▼

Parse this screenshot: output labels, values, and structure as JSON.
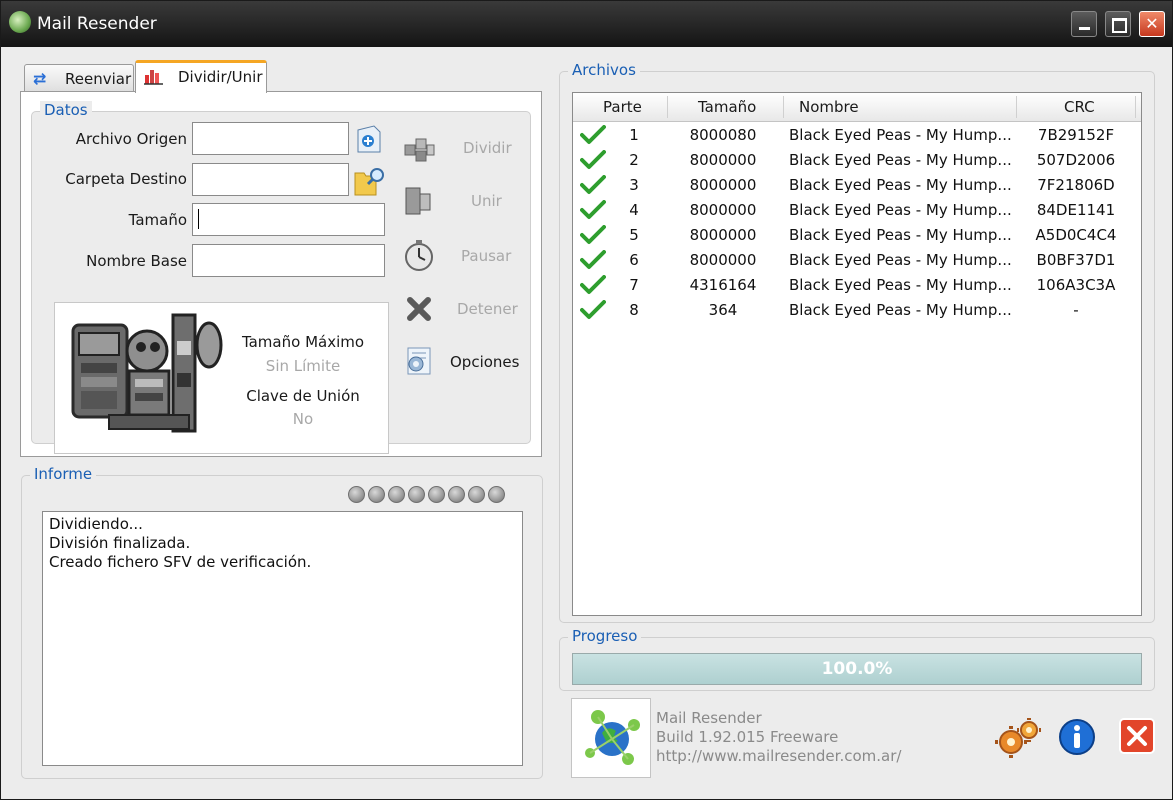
{
  "window": {
    "title": "Mail Resender"
  },
  "tabs": [
    {
      "label": "Reenviar",
      "icon": "refresh-icon"
    },
    {
      "label": "Dividir/Unir",
      "icon": "chart-icon"
    }
  ],
  "datos": {
    "legend": "Datos",
    "archivo_origen_label": "Archivo Origen",
    "carpeta_destino_label": "Carpeta Destino",
    "tamano_label": "Tamaño",
    "nombre_base_label": "Nombre Base",
    "archivo_origen_value": "",
    "carpeta_destino_value": "",
    "tamano_value": "",
    "nombre_base_value": "",
    "info": {
      "tamano_maximo_label": "Tamaño Máximo",
      "tamano_maximo_value": "Sin Límite",
      "clave_union_label": "Clave de Unión",
      "clave_union_value": "No"
    }
  },
  "commands": {
    "dividir": "Dividir",
    "unir": "Unir",
    "pausar": "Pausar",
    "detener": "Detener",
    "opciones": "Opciones"
  },
  "informe": {
    "legend": "Informe",
    "lines": [
      "Dividiendo...",
      "División finalizada.",
      "Creado fichero SFV de verificación."
    ]
  },
  "archivos": {
    "legend": "Archivos",
    "columns": [
      "Parte",
      "Tamaño",
      "Nombre",
      "CRC"
    ],
    "rows": [
      {
        "parte": "1",
        "tamano": "8000080",
        "nombre": "Black Eyed Peas - My Hump...",
        "crc": "7B29152F"
      },
      {
        "parte": "2",
        "tamano": "8000000",
        "nombre": "Black Eyed Peas - My Hump...",
        "crc": "507D2006"
      },
      {
        "parte": "3",
        "tamano": "8000000",
        "nombre": "Black Eyed Peas - My Hump...",
        "crc": "7F21806D"
      },
      {
        "parte": "4",
        "tamano": "8000000",
        "nombre": "Black Eyed Peas - My Hump...",
        "crc": "84DE1141"
      },
      {
        "parte": "5",
        "tamano": "8000000",
        "nombre": "Black Eyed Peas - My Hump...",
        "crc": "A5D0C4C4"
      },
      {
        "parte": "6",
        "tamano": "8000000",
        "nombre": "Black Eyed Peas - My Hump...",
        "crc": "B0BF37D1"
      },
      {
        "parte": "7",
        "tamano": "4316164",
        "nombre": "Black Eyed Peas - My Hump...",
        "crc": "106A3C3A"
      },
      {
        "parte": "8",
        "tamano": "364",
        "nombre": "Black Eyed Peas - My Hump...",
        "crc": "-"
      }
    ]
  },
  "progreso": {
    "legend": "Progreso",
    "value_text": "100.0%",
    "fraction": 1.0
  },
  "about": {
    "name": "Mail Resender",
    "build": "Build 1.92.015 Freeware",
    "url": "http://www.mailresender.com.ar/"
  },
  "colors": {
    "accent_blue": "#1a5fb4",
    "tab_highlight": "#f5a623",
    "check_green": "#2e9e2e",
    "close_red": "#d63a1e"
  }
}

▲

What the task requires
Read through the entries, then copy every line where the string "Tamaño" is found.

The completed task
    "tamano_label": "Tamaño",
      "tamano_maximo_label": "Tamaño Máximo",
      "Tamaño",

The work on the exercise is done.